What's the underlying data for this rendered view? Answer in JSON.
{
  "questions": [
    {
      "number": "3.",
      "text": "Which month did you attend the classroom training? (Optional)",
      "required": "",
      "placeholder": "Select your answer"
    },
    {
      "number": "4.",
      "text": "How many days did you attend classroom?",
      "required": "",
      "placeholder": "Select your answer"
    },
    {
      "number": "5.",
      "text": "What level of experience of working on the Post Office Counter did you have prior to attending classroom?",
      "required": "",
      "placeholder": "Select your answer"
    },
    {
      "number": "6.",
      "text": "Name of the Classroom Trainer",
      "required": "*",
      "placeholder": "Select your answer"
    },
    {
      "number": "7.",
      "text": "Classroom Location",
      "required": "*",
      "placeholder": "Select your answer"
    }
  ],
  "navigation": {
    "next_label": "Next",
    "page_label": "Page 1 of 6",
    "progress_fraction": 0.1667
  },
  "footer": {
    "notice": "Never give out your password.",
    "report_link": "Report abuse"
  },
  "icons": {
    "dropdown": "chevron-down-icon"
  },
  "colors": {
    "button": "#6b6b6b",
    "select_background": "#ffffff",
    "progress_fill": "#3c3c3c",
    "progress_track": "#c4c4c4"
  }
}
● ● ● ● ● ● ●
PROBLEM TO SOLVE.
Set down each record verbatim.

EXERCISE OUTPUT.
What's the underlying data for this rendered view? Answer in JSON.
{
  "questions": [
    {
      "number": "3.",
      "text": "Which month did you attend the classroom training? (Optional)",
      "required": "",
      "placeholder": "Select your answer"
    },
    {
      "number": "4.",
      "text": "How many days did you attend classroom?",
      "required": "",
      "placeholder": "Select your answer"
    },
    {
      "number": "5.",
      "text": "What level of experience of working on the Post Office Counter did you have prior to attending classroom?",
      "required": "",
      "placeholder": "Select your answer"
    },
    {
      "number": "6.",
      "text": "Name of the Classroom Trainer",
      "required": "*",
      "placeholder": "Select your answer"
    },
    {
      "number": "7.",
      "text": "Classroom Location",
      "required": "*",
      "placeholder": "Select your answer"
    }
  ],
  "navigation": {
    "next_label": "Next",
    "page_label": "Page 1 of 6",
    "progress_fraction": 0.1667
  },
  "footer": {
    "notice": "Never give out your password.",
    "report_link": "Report abuse"
  },
  "icons": {
    "dropdown": "chevron-down-icon"
  },
  "colors": {
    "button": "#6b6b6b",
    "select_background": "#ffffff",
    "progress_fill": "#3c3c3c",
    "progress_track": "#c4c4c4"
  }
}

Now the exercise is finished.